What the task asks: Extract the full set of records that follows, word for word.

Supplied material:
========

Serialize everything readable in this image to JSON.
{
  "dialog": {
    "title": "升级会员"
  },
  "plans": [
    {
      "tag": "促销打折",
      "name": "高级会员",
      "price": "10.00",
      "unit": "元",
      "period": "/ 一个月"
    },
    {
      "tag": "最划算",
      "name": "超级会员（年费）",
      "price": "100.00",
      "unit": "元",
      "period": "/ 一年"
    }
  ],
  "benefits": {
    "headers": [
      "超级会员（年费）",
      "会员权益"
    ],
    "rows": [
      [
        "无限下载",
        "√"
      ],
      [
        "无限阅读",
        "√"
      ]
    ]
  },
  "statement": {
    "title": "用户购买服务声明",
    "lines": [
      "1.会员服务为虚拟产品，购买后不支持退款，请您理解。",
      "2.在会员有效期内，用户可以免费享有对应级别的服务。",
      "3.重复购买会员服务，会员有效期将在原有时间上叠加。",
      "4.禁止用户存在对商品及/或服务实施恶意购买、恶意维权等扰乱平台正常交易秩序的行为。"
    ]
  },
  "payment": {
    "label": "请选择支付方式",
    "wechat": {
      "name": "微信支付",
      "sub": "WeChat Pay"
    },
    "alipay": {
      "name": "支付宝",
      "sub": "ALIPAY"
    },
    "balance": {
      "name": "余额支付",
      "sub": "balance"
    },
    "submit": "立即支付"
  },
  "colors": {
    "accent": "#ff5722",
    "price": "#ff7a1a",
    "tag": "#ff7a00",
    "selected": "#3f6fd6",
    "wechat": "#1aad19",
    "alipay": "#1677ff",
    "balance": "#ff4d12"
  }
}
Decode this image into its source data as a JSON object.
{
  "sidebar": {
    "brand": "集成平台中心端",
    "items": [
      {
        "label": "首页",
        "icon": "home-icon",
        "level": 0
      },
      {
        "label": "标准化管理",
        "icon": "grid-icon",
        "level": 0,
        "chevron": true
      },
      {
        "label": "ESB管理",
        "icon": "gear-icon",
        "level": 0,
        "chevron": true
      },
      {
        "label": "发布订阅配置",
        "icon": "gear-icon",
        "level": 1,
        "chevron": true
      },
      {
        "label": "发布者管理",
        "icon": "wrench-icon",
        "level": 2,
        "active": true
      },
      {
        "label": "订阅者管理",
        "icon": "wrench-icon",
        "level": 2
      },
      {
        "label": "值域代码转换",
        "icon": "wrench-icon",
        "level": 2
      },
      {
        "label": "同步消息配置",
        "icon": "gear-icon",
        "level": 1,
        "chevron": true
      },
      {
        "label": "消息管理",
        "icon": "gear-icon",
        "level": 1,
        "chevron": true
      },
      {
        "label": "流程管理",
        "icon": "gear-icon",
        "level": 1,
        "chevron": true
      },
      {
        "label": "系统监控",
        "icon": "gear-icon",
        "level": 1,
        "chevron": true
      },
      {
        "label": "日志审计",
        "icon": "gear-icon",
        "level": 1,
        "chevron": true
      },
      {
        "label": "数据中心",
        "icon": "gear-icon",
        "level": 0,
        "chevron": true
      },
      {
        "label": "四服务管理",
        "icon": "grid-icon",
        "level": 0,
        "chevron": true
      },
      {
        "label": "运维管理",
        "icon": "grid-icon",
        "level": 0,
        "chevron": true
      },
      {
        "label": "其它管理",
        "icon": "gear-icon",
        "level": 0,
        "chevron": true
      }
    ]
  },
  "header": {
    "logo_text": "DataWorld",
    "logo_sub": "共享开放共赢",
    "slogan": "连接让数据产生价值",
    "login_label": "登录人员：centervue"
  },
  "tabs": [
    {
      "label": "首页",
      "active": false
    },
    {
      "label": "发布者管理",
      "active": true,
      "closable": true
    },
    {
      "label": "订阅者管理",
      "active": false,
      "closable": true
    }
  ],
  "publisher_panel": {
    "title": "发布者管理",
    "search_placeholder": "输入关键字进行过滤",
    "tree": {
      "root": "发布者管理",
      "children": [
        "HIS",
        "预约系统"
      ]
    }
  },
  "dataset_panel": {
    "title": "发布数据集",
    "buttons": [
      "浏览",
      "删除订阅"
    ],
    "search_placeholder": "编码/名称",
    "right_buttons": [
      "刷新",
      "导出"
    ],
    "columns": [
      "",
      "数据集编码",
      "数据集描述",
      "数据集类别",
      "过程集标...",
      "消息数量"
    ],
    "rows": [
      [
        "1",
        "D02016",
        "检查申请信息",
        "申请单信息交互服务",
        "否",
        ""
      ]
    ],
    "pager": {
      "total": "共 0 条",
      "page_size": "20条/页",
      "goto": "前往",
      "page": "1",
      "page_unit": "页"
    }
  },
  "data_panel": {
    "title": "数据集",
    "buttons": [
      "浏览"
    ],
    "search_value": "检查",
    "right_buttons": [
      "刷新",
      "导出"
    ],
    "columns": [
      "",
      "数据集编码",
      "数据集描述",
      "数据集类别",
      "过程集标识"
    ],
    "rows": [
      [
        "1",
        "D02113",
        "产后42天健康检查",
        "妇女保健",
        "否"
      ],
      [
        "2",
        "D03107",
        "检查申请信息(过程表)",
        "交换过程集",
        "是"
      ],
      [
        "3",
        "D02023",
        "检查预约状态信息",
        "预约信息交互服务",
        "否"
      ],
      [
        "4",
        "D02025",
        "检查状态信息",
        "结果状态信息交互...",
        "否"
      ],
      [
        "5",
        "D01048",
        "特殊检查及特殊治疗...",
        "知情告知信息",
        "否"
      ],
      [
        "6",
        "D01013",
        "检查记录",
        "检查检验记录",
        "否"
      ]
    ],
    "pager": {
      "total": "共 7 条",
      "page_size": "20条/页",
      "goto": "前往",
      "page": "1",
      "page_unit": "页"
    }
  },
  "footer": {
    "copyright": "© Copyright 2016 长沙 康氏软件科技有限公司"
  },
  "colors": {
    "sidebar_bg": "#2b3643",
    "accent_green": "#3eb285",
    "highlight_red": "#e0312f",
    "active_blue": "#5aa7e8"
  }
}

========

Answer to this exercise:
Serialize everything readable in this image to JSON.
{
  "dialog": {
    "title": "升级会员"
  },
  "plans": [
    {
      "tag": "促销打折",
      "name": "高级会员",
      "price": "10.00",
      "unit": "元",
      "period": "/ 一个月"
    },
    {
      "tag": "最划算",
      "name": "超级会员（年费）",
      "price": "100.00",
      "unit": "元",
      "period": "/ 一年"
    }
  ],
  "benefits": {
    "headers": [
      "超级会员（年费）",
      "会员权益"
    ],
    "rows": [
      [
        "无限下载",
        "√"
      ],
      [
        "无限阅读",
        "√"
      ]
    ]
  },
  "statement": {
    "title": "用户购买服务声明",
    "lines": [
      "1.会员服务为虚拟产品，购买后不支持退款，请您理解。",
      "2.在会员有效期内，用户可以免费享有对应级别的服务。",
      "3.重复购买会员服务，会员有效期将在原有时间上叠加。",
      "4.禁止用户存在对商品及/或服务实施恶意购买、恶意维权等扰乱平台正常交易秩序的行为。"
    ]
  },
  "payment": {
    "label": "请选择支付方式",
    "wechat": {
      "name": "微信支付",
      "sub": "WeChat Pay"
    },
    "alipay": {
      "name": "支付宝",
      "sub": "ALIPAY"
    },
    "balance": {
      "name": "余额支付",
      "sub": "balance"
    },
    "submit": "立即支付"
  },
  "colors": {
    "accent": "#ff5722",
    "price": "#ff7a1a",
    "tag": "#ff7a00",
    "selected": "#3f6fd6",
    "wechat": "#1aad19",
    "alipay": "#1677ff",
    "balance": "#ff4d12"
  }
}
Decode this image into its source data as a JSON object.
{
  "sidebar": {
    "brand": "集成平台中心端",
    "items": [
      {
        "label": "首页",
        "icon": "home-icon",
        "level": 0
      },
      {
        "label": "标准化管理",
        "icon": "grid-icon",
        "level": 0,
        "chevron": true
      },
      {
        "label": "ESB管理",
        "icon": "gear-icon",
        "level": 0,
        "chevron": true
      },
      {
        "label": "发布订阅配置",
        "icon": "gear-icon",
        "level": 1,
        "chevron": true
      },
      {
        "label": "发布者管理",
        "icon": "wrench-icon",
        "level": 2,
        "active": true
      },
      {
        "label": "订阅者管理",
        "icon": "wrench-icon",
        "level": 2
      },
      {
        "label": "值域代码转换",
        "icon": "wrench-icon",
        "level": 2
      },
      {
        "label": "同步消息配置",
        "icon": "gear-icon",
        "level": 1,
        "chevron": true
      },
      {
        "label": "消息管理",
        "icon": "gear-icon",
        "level": 1,
        "chevron": true
      },
      {
        "label": "流程管理",
        "icon": "gear-icon",
        "level": 1,
        "chevron": true
      },
      {
        "label": "系统监控",
        "icon": "gear-icon",
        "level": 1,
        "chevron": true
      },
      {
        "label": "日志审计",
        "icon": "gear-icon",
        "level": 1,
        "chevron": true
      },
      {
        "label": "数据中心",
        "icon": "gear-icon",
        "level": 0,
        "chevron": true
      },
      {
        "label": "四服务管理",
        "icon": "grid-icon",
        "level": 0,
        "chevron": true
      },
      {
        "label": "运维管理",
        "icon": "grid-icon",
        "level": 0,
        "chevron": true
      },
      {
        "label": "其它管理",
        "icon": "gear-icon",
        "level": 0,
        "chevron": true
      }
    ]
  },
  "header": {
    "logo_text": "DataWorld",
    "logo_sub": "共享开放共赢",
    "slogan": "连接让数据产生价值",
    "login_label": "登录人员：centervue"
  },
  "tabs": [
    {
      "label": "首页",
      "active": false
    },
    {
      "label": "发布者管理",
      "active": true,
      "closable": true
    },
    {
      "label": "订阅者管理",
      "active": false,
      "closable": true
    }
  ],
  "publisher_panel": {
    "title": "发布者管理",
    "search_placeholder": "输入关键字进行过滤",
    "tree": {
      "root": "发布者管理",
      "children": [
        "HIS",
        "预约系统"
      ]
    }
  },
  "dataset_panel": {
    "title": "发布数据集",
    "buttons": [
      "浏览",
      "删除订阅"
    ],
    "search_placeholder": "编码/名称",
    "right_buttons": [
      "刷新",
      "导出"
    ],
    "columns": [
      "",
      "数据集编码",
      "数据集描述",
      "数据集类别",
      "过程集标...",
      "消息数量"
    ],
    "rows": [
      [
        "1",
        "D02016",
        "检查申请信息",
        "申请单信息交互服务",
        "否",
        ""
      ]
    ],
    "pager": {
      "total": "共 0 条",
      "page_size": "20条/页",
      "goto": "前往",
      "page": "1",
      "page_unit": "页"
    }
  },
  "data_panel": {
    "title": "数据集",
    "buttons": [
      "浏览"
    ],
    "search_value": "检查",
    "right_buttons": [
      "刷新",
      "导出"
    ],
    "columns": [
      "",
      "数据集编码",
      "数据集描述",
      "数据集类别",
      "过程集标识"
    ],
    "rows": [
      [
        "1",
        "D02113",
        "产后42天健康检查",
        "妇女保健",
        "否"
      ],
      [
        "2",
        "D03107",
        "检查申请信息(过程表)",
        "交换过程集",
        "是"
      ],
      [
        "3",
        "D02023",
        "检查预约状态信息",
        "预约信息交互服务",
        "否"
      ],
      [
        "4",
        "D02025",
        "检查状态信息",
        "结果状态信息交互...",
        "否"
      ],
      [
        "5",
        "D01048",
        "特殊检查及特殊治疗...",
        "知情告知信息",
        "否"
      ],
      [
        "6",
        "D01013",
        "检查记录",
        "检查检验记录",
        "否"
      ]
    ],
    "pager": {
      "total": "共 7 条",
      "page_size": "20条/页",
      "goto": "前往",
      "page": "1",
      "page_unit": "页"
    }
  },
  "footer": {
    "copyright": "© Copyright 2016 长沙 康氏软件科技有限公司"
  },
  "colors": {
    "sidebar_bg": "#2b3643",
    "accent_green": "#3eb285",
    "highlight_red": "#e0312f",
    "active_blue": "#5aa7e8"
  }
}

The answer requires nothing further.